What to work on:
The word "this" marks the lines to keep; find each one in the data and copy it.
*** Opening of Materials provided ***
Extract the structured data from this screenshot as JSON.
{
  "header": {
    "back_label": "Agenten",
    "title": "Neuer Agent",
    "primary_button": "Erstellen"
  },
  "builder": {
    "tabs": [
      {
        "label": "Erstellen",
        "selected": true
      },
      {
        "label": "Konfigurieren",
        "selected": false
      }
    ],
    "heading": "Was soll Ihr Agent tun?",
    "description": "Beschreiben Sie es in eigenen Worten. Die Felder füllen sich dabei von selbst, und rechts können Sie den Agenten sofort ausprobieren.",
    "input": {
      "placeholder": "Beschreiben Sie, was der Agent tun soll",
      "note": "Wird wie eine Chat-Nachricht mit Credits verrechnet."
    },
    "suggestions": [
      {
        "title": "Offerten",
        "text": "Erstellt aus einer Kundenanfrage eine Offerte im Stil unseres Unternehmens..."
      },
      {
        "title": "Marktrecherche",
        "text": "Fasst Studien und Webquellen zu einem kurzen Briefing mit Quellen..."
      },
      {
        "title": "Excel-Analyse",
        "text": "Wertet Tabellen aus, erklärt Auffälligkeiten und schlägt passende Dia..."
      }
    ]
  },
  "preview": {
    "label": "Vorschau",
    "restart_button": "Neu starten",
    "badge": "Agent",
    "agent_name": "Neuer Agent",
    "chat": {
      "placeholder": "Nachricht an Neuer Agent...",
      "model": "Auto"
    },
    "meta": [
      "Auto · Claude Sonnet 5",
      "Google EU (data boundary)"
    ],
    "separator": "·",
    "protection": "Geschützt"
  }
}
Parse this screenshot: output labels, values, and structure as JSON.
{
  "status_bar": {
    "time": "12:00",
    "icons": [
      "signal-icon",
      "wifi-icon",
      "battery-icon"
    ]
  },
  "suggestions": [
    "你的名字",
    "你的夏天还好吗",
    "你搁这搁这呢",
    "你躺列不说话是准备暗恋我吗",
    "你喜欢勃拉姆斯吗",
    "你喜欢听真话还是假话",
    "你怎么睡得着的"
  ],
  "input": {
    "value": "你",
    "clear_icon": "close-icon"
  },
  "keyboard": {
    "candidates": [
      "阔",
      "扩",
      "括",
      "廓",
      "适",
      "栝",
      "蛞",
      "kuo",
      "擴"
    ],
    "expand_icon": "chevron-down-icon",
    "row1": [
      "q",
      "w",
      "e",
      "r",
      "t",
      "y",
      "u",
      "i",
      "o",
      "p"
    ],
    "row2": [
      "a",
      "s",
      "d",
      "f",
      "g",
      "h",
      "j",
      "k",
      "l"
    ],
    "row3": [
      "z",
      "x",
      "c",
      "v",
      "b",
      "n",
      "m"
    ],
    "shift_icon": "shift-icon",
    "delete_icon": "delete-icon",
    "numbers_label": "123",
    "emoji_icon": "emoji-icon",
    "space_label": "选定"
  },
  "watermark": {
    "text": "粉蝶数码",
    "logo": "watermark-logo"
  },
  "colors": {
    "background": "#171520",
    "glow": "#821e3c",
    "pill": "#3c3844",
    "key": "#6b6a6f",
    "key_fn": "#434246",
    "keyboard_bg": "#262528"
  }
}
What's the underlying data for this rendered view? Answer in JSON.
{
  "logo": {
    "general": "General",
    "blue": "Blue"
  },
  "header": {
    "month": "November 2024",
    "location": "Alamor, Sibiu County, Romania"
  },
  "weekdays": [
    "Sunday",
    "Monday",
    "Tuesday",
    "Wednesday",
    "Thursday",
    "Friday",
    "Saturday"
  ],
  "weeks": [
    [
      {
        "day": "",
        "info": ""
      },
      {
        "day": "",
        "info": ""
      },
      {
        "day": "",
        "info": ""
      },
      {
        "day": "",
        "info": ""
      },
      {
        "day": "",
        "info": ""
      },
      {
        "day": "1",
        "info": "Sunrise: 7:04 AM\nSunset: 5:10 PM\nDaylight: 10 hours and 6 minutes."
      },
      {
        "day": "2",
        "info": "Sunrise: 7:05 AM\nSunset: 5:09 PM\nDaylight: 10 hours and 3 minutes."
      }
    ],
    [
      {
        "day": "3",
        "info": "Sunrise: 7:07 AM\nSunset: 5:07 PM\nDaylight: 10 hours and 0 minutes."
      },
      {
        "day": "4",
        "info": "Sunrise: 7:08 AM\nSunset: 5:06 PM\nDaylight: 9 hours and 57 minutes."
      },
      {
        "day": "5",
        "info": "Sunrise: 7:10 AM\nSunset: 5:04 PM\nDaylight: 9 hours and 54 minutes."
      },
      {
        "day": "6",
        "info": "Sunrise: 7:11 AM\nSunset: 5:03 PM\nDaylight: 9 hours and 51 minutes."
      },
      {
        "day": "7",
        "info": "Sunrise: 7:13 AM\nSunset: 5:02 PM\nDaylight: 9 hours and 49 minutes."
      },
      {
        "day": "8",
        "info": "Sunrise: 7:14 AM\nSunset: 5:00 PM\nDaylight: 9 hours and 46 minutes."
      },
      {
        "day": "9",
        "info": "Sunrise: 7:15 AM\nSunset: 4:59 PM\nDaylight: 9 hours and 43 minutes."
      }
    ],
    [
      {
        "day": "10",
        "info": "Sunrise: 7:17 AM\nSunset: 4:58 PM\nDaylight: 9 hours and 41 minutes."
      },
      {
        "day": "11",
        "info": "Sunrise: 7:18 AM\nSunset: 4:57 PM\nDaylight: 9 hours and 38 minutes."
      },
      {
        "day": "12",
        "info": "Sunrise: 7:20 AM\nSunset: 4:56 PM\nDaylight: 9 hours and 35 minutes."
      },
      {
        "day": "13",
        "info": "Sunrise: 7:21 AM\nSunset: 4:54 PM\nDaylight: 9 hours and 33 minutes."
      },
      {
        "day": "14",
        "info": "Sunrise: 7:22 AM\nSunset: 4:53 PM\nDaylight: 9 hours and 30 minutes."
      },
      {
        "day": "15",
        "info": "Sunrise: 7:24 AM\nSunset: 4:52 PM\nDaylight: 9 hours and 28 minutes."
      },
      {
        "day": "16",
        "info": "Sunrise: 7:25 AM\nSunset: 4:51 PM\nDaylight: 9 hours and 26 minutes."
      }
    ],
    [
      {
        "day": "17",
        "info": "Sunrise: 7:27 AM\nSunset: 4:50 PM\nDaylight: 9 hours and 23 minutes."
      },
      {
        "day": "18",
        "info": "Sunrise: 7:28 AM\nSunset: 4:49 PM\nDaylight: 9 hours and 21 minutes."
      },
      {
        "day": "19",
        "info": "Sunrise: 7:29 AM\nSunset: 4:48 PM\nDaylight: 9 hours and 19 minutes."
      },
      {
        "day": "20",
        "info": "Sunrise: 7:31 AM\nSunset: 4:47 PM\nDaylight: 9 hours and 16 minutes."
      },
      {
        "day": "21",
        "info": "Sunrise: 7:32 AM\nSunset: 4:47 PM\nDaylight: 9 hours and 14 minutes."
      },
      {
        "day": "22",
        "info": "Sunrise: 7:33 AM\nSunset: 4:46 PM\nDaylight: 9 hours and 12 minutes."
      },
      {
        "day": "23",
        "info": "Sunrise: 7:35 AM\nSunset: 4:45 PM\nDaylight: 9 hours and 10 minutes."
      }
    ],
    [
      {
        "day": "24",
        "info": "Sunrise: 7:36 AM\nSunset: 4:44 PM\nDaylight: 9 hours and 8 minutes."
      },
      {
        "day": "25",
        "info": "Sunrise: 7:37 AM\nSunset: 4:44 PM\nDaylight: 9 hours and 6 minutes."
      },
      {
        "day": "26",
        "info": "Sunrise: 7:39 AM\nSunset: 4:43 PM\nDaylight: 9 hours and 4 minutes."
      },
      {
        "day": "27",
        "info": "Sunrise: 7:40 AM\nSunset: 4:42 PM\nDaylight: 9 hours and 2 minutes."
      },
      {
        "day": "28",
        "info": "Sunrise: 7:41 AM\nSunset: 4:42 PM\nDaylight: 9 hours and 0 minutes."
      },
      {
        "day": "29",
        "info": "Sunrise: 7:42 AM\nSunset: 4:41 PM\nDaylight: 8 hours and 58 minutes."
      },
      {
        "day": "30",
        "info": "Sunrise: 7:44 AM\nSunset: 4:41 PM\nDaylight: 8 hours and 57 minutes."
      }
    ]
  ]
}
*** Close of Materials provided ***
The completed task:
Extract the structured data from this screenshot as JSON.
Parse this screenshot: output labels, values, and structure as JSON.
What's the underlying data for this rendered view? Answer in JSON.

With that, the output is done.